Natural and Organic Trends
Personal care ingredients are not the only facet of the personal care industry affected by the natural and organic trend. As more and more personal care companies look to formulate natural products, more fragrance formulators are being asked to come up with nonsynthetic fragrances, a challenge in the fragrance industry.
“Natural fragrances are easier to create than organic fragrances. [Natural fragrances] are a little bit more expensive, but we can make a good-smelling natural fragrance at a cost,” said Smith. Natural fragrances, for Smith, either occur in nature or are synthetic but nature identical. Organic fragrances, however, are a completely different challenge.

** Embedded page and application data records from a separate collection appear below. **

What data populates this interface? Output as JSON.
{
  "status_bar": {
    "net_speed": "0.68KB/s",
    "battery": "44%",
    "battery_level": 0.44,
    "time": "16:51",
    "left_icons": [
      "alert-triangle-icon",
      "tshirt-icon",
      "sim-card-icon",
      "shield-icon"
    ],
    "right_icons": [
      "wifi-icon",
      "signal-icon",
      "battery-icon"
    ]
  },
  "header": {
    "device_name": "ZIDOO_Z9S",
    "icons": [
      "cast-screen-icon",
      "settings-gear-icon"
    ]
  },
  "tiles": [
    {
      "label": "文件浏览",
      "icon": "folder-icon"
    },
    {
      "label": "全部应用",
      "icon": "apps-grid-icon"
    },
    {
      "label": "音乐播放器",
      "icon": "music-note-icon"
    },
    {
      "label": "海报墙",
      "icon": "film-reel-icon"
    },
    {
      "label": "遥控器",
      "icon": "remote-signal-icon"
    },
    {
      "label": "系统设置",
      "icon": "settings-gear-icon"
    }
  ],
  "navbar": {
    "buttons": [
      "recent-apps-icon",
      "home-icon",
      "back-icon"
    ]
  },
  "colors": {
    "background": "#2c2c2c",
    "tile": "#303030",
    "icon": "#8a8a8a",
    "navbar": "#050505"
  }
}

“It is getting slightly easier to create organic fragrances, but it is still difficult,” said Smith, who notes that there are few materials that can be incorporated into organic fragrances. Materials that can be formulated into organic fragrances include ingredients such as menthol, thyme and rosemary. Smith characterizes these fragrances as “medicinal,” which is a challenge for the fragrance industry. In addition to the limited supply of oils that a perfumer can use in an organic fragrance, formulating with organic ingredients may interfere with the fragrance’s ability to last. The organic fragrance industry is gradually improving, according to Smith, as new organic oils are being created at a slow rate.
Two Similar Industries
Although the raw materials and the fragrance industry experience similar trends, there are still many issues that affect each separately. One such example is research into consumers’ individualized affinity to certain fragrances. According to Smith, many researchers debate whether fragrance preference is inherent or acquired.